Every now and then, in the Adirondacks the stars, and the moon and the sky line up in just the perfect manner to provide a perfect end to a perfect day.
As woodland wanderers trudge back to camp tired and sore from the day’s adventures,
The sky is cobalt blue, with puffy clouds puffy chasing across the far horizon and streaks of magenta sunset staining the late day horizon.
In camp, a fire snaps and crackles under a fresh load of cedar twigs, accompanied by the roar of dry birch logs.
The weather is fair, and a sweet, warm breeze riffles across the waters to chase away the late day punkies. Lighting bugs begin to glow in the nearby field, as the low who-who of an owl’s note whispers from the woods.
Soon, a million stars appear to light up the evening sky and the full moon shines overhead.

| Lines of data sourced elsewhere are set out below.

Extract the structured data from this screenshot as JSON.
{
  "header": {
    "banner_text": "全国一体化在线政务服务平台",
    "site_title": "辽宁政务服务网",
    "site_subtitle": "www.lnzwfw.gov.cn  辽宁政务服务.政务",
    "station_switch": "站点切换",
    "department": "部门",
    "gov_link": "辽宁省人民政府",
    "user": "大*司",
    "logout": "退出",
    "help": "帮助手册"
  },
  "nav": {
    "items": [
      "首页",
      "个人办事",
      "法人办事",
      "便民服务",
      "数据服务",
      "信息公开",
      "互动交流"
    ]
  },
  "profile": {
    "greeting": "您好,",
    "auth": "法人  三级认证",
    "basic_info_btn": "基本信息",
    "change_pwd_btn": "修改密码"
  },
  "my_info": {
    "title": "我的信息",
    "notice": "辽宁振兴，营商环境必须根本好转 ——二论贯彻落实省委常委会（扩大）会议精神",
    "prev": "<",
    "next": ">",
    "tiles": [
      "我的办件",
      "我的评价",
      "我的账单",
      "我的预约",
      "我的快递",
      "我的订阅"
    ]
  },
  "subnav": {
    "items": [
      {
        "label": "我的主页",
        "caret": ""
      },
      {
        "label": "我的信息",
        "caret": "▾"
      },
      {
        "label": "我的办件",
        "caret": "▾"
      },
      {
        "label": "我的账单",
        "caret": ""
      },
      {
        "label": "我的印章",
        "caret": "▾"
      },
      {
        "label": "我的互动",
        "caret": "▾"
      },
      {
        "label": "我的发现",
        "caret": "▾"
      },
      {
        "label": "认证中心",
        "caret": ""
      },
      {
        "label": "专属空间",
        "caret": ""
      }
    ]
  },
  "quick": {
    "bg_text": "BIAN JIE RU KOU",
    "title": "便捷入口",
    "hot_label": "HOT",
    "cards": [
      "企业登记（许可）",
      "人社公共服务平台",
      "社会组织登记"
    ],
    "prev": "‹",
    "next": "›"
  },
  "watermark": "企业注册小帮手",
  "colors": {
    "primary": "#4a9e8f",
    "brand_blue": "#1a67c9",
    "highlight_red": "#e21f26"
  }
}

Crickets begin to chirp, while far off in the distance, a loon lets loose with a mournful tune. It echoes across rippling waters where dappled stars dance on the surface, and is chased back by the surrounding hills.
Such is camp life, where the sweetest sound is the giggling of kids nestled in their sleeping bags, attempting to drown out the roar of their father’s incessant snore.
A child who has never experienced such joys, is surely missing out on one of the true joys of childhood; and any parent who fails to provide such experiences is missing out on some of the finest memories a family will ever share.
Camping is an activity that fosters cooperation and compassion. It can make men out of boys, and boys out of men, or women.
Fortunately, family camping has become much easier in recent years. There are numerous how-to manuals, and even self-erecting tents.
Flame-free LED lights have replaced the glow of white gas lanterns, and foam pads are now incorporated right into the sleeping bag. There’s no need to blow up a leaky old, air mattress.
A night under the stars can be as comfortable as sleeping under the roof of your own house, although the air conditioning is likely to be sweeter and the atmosphere more entertaining.
For those who may prefer to rough it a bit easier, this may be the perfect weekend to camp a little closer to home, as the National Wildlife Federation is again hosting their Annual Great American Backyard Campout on Saturday, June 28, 2014!
The annual event finds thousands of people across the nation gathering in their backyards, neighborhoods, communities and parks to take part in a fun-filled evening for all generations to get outside and connect with nature.
Great American Backyard Campout® is a part of National Wildlife Federation’s efforts to help inspire Americans to protect wildlife, including a three-year campaign to get 10 million kids to spend regular outdoor time in nature.
Since 2005, thousands of people from across the nation have come together the fourth Saturday of June to participate in the Great American Backyard Campout in support of Great Outdoors Month. The annual nationwide event is designed to promote the benefits of camping as a way to connect people with nature and support NWF’s efforts to get kids outdoors.
This year, NWF has set a goal of getting more than 200,000 people across the country to camp out for the 10th anniversary of the Great American Backyard Campout. For further information, please visit http://www.nwf.org/Great-American-Backyard-Campout/Event-Details.aspx on line
Spare the rod, and you’ll spoil the child
The coming weekend has the potential to provide an additional bonus for campers, as June 28-29, 2014, also happens to be the annual Free Fishing Weekend in New York State.
All across the state there will be Free Sport Fishing Events with family fishing clinics hosted. And anglers can fish for free; as no freshwater fishing license is required during the event, which is hosted annually on the last weekend in June.
In addition to fishing, participants can learn about fish identification, fishing equipment and techniques, fisheries management, angling ethics and aquatic ecology.
Angling, similar to camping, is a life skill that every local child should learn at a young age. I’d far prefer to have my children lost somewhere on a stream, than wandering around in the mall.
Although a river may transport kids far from home for a spell, it will similarly always bring them back. I discovered this truth of this statement, while fishing with my niece and nephew last weekend.
Joe Hackett is a guide and sportsman residing in Ray Brook. Contact him at firstname.lastname@example.org.